Devastation wrought by the Trojans is documented on World of Warcraft (WoW) technical support forums.
The WoW site has been created by Irvine, Calif.-based Blizzard Entertainment, a leading developer and publisher of entertainment software.
The popular massive-multiplayer online game’s forum is replete with user complaints bemoaning stolen accounts as a result of malware.
“Please lock the account username Txexhale,” writers one gamer. “It has been stolen along with all of my information. I believe someone key logged my e-mail address, WoW account and everything else on my computer.”
Once the account is hijacked, the attacker will often sell it on the black market, Manky says. “The motivation is financial and there’s a market for these gaming accounts.”
But the Trojans can also mine a computer for other types of sensitive data, or turn a system into a “zombie” PC – that’s part of a botnet, and then use that compromised machine to send out spam.
Businesses should be aware that cyber-criminals engineer different types of targeted attacks to lure in specific users.
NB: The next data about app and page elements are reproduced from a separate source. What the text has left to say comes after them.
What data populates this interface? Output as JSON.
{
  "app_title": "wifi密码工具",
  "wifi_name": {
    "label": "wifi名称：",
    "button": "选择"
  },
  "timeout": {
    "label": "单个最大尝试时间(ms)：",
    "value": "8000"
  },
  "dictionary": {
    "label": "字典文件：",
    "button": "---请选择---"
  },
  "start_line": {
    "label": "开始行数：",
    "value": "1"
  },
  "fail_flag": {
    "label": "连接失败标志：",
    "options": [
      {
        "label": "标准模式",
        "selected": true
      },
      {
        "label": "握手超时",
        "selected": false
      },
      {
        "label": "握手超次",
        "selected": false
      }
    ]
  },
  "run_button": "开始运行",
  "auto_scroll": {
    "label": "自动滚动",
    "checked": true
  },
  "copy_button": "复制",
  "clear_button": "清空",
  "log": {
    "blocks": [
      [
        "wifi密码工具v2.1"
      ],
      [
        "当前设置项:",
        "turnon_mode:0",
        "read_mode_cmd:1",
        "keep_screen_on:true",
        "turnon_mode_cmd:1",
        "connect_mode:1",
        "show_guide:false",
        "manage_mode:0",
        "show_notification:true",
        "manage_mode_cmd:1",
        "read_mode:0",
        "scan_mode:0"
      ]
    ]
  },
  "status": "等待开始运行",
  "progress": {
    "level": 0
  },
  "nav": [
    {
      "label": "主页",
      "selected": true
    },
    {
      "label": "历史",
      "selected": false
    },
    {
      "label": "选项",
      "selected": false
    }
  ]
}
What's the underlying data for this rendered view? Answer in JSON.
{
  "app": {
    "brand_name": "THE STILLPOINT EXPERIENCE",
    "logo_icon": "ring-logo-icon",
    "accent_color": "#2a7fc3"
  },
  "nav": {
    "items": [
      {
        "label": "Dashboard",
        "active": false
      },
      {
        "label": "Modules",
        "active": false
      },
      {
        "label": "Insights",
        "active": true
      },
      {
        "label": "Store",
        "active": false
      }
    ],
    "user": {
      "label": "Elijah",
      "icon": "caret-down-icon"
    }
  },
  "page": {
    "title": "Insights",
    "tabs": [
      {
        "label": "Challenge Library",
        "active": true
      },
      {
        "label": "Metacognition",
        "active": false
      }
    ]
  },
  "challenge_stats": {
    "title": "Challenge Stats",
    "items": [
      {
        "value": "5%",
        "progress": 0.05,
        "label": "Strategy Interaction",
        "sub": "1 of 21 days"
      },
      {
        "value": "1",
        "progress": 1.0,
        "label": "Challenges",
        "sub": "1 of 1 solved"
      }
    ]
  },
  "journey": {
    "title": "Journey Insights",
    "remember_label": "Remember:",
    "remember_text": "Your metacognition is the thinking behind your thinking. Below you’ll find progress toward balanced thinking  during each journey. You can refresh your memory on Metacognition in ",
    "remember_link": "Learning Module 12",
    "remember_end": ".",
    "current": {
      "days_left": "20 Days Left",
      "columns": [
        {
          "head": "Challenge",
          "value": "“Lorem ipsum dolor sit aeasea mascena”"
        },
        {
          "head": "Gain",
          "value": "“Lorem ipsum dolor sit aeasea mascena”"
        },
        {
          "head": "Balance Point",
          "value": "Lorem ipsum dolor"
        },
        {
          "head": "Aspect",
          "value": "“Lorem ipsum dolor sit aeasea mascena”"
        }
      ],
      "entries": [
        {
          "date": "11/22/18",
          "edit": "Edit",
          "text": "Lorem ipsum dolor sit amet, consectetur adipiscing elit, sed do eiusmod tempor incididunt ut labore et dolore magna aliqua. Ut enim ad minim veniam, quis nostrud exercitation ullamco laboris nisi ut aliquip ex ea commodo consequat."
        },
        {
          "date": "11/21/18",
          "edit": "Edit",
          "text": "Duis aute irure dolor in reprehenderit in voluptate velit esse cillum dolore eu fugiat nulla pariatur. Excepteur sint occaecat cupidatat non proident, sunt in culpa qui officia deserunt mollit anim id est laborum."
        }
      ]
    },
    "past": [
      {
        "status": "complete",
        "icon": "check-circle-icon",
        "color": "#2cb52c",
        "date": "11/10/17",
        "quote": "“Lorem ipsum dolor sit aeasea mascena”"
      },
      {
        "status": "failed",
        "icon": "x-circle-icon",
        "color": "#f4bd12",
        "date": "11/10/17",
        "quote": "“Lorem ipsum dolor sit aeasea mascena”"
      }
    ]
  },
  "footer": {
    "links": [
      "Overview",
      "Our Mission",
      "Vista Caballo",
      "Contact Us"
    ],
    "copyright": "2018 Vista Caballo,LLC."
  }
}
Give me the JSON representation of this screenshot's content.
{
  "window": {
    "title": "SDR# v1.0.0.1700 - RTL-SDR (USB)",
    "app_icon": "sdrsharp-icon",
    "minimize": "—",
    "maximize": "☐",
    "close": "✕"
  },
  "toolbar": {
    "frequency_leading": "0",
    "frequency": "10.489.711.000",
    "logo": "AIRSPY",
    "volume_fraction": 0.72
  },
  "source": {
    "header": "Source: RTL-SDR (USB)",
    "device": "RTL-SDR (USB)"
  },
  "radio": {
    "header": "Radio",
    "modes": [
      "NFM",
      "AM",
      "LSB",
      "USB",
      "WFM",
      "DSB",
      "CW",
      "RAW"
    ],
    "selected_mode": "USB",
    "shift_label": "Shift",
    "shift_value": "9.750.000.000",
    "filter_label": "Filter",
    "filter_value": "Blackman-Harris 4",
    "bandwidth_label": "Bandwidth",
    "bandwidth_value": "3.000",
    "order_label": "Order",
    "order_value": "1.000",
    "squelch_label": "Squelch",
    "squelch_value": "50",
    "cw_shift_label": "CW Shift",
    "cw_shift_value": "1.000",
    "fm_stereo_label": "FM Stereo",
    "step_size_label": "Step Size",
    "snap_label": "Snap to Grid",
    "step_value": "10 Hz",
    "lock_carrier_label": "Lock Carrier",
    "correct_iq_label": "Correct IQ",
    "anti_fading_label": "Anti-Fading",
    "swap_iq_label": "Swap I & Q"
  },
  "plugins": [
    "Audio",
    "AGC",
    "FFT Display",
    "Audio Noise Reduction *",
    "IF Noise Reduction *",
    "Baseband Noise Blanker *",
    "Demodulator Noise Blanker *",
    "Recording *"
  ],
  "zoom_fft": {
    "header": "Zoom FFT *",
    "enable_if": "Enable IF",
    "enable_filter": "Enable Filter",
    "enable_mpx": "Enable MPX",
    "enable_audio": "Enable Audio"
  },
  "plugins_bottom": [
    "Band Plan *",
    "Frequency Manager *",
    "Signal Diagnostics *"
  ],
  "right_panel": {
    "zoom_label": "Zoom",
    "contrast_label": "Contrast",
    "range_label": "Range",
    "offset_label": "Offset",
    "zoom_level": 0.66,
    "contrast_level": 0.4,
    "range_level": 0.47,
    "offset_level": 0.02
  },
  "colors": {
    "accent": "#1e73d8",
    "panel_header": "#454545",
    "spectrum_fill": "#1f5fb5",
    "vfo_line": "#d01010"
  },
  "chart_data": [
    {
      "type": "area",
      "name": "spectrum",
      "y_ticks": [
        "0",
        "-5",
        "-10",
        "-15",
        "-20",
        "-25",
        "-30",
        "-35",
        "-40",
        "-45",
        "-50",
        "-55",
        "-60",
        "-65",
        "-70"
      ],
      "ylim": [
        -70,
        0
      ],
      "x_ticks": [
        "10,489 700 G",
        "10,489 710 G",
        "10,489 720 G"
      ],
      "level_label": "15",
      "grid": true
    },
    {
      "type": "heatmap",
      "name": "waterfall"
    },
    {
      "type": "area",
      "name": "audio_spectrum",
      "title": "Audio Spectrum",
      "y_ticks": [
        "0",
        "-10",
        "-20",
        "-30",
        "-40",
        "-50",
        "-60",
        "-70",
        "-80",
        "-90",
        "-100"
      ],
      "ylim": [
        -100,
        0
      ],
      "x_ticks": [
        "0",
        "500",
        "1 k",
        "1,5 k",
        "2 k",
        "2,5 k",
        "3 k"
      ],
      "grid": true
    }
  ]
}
One of the most prominent malware programs, known as “Pushdo,” is designed to fool business users with an e-mail feigning an invoice from delivery service UPS Inc. Once users open the attached invoice, they become infected with the Trojan.
Pushdo can be hard to detect because it buries itself deep in a system’s root kits. It also is programmed to aggressively spread its infection.
“It can harvest all the e-mail contacts on your computer to try and spread itself out further,” Manky says.
For gamers, the bait comes in the form of fake programs that promise the player benefits in the gaming world. For example, common malware lures promise players the ability to duplicate their gold or to instantly transport their avatar across the game’s virtual terrain.
“Hackers and account thieves like to put their viruses, key loggers, etc. into executable files and then make those files very appealing to our World of Warcraft fan base, to trick users into downloading and running their programs,” says the Blizzard site.
The online gaming company also notes that once a Trojan is on a player’s computer, it can steal other sensitive information from users as well.
Manky echoes this warning.
“It’s always a concern when we see a particular piece of code going around that it could land inside an organization.”
To prevent infection, he says, IT managers should have a layered security approach in place that includes a firewall and a virus scan on end-user machines.
But he adds that user education is often the best approach to take.
End users should be taught to exercise caution when opening up attachments, as the consequences of Trojan infiltrating an organization’s network could be disastrous, the security researcher says.
“They could delete a lot of data and trigger a denial of service attack. They could bring an organization to its knees.”
There are tell-tale signs of a Trojan infection and IT managers should be alert to these, he says. These include any abnormal behaviour from a user’s computer, such as strange ports being accessed and unknown programs running.
End users should be concerned if they start getting adware pop-ups or e-mails being bounced back to them.
If an employee is overheard complaining they can’t access their Warcraft account that should also raise a red flag.